Kissin, the grand Russian/British/Jewish pianist of our day, is hoping that, with this concert, Armenia and the world can move toward a more harmonious future. He is quick to reiterates that while everyone (save for the anti-Semites) would never condone what Hitler and the Nazis did to the Jewish and Polish people in Poland, no one really discusses the very real extermination of all the Armenians not too many years ago.

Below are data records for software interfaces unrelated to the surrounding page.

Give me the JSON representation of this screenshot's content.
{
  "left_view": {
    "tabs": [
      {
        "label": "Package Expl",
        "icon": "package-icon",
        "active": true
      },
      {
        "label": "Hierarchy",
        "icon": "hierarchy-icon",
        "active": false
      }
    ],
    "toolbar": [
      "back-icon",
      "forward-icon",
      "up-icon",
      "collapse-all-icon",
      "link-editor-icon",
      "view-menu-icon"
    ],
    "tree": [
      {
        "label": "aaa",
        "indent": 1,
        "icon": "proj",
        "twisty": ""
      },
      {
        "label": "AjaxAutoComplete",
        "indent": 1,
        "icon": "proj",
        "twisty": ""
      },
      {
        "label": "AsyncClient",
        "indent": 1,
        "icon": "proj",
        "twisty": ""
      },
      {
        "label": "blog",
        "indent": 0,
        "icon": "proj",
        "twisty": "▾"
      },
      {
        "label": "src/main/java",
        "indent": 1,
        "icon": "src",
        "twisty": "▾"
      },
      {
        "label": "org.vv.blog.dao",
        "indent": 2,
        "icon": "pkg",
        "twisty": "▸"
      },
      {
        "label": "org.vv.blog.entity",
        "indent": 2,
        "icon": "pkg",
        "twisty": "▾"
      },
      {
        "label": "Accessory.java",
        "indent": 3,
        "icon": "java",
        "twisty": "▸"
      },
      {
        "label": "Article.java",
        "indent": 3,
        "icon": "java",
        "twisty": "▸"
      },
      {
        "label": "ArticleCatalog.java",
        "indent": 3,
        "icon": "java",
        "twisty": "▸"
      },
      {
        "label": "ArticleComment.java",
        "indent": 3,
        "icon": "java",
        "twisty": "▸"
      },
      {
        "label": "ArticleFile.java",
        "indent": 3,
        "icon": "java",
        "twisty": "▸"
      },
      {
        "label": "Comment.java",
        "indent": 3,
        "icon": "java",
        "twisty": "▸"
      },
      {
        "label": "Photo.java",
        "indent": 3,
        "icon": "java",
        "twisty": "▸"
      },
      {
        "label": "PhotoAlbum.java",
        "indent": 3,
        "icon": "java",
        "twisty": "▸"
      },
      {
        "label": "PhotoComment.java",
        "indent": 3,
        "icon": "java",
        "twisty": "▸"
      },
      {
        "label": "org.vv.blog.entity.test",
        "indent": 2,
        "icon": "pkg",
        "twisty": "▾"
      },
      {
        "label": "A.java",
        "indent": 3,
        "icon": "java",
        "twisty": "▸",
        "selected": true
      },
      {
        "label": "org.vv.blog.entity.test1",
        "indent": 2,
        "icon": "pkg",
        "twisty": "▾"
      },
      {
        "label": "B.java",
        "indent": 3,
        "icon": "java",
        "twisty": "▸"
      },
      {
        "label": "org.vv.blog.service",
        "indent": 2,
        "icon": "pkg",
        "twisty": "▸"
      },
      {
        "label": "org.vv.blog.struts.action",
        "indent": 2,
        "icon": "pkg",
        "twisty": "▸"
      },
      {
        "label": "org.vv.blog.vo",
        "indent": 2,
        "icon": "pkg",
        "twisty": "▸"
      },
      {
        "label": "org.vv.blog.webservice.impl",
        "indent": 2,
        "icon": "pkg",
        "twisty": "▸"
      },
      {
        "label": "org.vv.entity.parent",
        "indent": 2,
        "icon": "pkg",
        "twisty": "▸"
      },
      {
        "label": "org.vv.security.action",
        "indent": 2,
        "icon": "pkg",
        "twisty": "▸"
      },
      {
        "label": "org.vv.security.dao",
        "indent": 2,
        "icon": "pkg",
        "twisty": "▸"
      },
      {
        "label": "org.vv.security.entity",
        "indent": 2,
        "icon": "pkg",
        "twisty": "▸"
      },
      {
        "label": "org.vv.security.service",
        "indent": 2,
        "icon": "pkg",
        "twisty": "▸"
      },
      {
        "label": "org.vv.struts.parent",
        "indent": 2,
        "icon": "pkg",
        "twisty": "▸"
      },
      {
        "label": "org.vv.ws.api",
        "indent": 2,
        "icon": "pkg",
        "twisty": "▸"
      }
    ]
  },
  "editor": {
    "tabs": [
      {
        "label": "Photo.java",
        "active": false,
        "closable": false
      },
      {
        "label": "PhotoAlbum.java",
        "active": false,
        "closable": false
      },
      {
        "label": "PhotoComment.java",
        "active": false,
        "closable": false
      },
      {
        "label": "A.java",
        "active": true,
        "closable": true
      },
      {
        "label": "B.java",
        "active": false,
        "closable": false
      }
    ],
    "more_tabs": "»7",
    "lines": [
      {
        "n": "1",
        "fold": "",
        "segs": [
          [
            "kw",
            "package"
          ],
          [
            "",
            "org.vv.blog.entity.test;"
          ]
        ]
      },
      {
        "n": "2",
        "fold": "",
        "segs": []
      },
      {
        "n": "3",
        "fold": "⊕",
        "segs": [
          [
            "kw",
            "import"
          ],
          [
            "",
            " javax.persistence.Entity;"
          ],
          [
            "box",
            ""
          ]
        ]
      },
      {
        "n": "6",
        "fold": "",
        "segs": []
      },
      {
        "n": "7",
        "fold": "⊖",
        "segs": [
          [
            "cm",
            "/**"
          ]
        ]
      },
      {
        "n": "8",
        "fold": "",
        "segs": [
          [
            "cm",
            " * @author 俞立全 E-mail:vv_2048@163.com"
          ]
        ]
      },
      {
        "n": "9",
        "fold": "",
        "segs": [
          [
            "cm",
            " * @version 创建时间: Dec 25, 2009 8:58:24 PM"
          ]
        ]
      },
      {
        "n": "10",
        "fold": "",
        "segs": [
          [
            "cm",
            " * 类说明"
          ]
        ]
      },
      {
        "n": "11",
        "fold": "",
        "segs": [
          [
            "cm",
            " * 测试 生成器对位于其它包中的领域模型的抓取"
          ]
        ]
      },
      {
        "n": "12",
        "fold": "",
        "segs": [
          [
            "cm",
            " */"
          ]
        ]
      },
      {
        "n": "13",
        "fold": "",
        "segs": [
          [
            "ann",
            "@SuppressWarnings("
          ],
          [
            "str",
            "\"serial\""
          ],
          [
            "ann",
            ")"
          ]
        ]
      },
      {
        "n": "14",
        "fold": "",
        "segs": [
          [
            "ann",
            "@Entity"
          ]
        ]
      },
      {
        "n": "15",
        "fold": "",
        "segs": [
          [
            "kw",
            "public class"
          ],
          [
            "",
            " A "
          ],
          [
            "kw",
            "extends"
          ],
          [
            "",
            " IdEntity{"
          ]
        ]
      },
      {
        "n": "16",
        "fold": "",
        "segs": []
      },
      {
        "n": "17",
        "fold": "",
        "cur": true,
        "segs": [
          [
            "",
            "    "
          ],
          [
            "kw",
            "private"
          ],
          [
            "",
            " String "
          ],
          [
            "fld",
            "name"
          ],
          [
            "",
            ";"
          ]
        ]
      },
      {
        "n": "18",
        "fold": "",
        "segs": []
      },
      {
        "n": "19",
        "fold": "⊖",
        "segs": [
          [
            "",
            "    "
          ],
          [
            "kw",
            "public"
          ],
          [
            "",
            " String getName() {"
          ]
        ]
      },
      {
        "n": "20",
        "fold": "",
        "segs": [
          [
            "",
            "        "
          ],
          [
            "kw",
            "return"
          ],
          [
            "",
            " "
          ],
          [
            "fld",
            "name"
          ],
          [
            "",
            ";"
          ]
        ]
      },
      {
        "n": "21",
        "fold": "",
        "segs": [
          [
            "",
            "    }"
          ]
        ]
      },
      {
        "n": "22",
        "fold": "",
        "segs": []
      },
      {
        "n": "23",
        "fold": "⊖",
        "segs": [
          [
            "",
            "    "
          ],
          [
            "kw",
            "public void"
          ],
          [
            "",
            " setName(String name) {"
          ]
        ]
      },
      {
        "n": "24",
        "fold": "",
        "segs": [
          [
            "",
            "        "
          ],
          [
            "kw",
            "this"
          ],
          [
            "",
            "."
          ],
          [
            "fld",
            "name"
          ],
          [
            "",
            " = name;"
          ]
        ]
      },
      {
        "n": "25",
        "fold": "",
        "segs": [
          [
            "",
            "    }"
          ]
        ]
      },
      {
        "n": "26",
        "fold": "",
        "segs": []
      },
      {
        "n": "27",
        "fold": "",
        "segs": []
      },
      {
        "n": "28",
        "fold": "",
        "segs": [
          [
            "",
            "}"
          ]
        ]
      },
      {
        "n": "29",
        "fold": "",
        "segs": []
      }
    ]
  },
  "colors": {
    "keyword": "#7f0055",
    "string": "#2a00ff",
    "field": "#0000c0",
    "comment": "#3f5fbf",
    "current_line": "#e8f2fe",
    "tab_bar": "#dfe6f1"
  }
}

According to Mr. Kissin: “That’s why genocides must never be forgotten. That’s why I am taking part in the concert in commemoration of the Armenian genocide centennial at Carnegie Hall in New York. Not only to honor the memory of 1.5 million innocent martyrs and to mourn together with my Armenian brothers and sisters, but also to make sure that more people will remember the tragedy of the Armenian nation and the hideous crime against it.”
A curious blend of Armenian and Polish music, the concert’s first half features theHover Chamber Choir of Armenia and will include pieces by Armenian composers such as Komitas, Vache Sharafyan and the great Tigran Mansurian.
Its culmination, though, will most certainly be the 80-something Penderecki’s brand new remembrance, who will be in attendance to hear its premiere–sung by what the composer calls, quote, “the best chamber choir in the world.”
The second half will see the stage given over to Kissin, the headliner proper. His performance of select Chopin pieces will be followed by a TBD Armenian encore. Kissin notes further, “people often treat each other badly, but seldom does it happen on the scale of what took place in Turkey 100 years ago–the killing of nearly a million and half people, half of all Armenians in the world, for belonging to their nation.”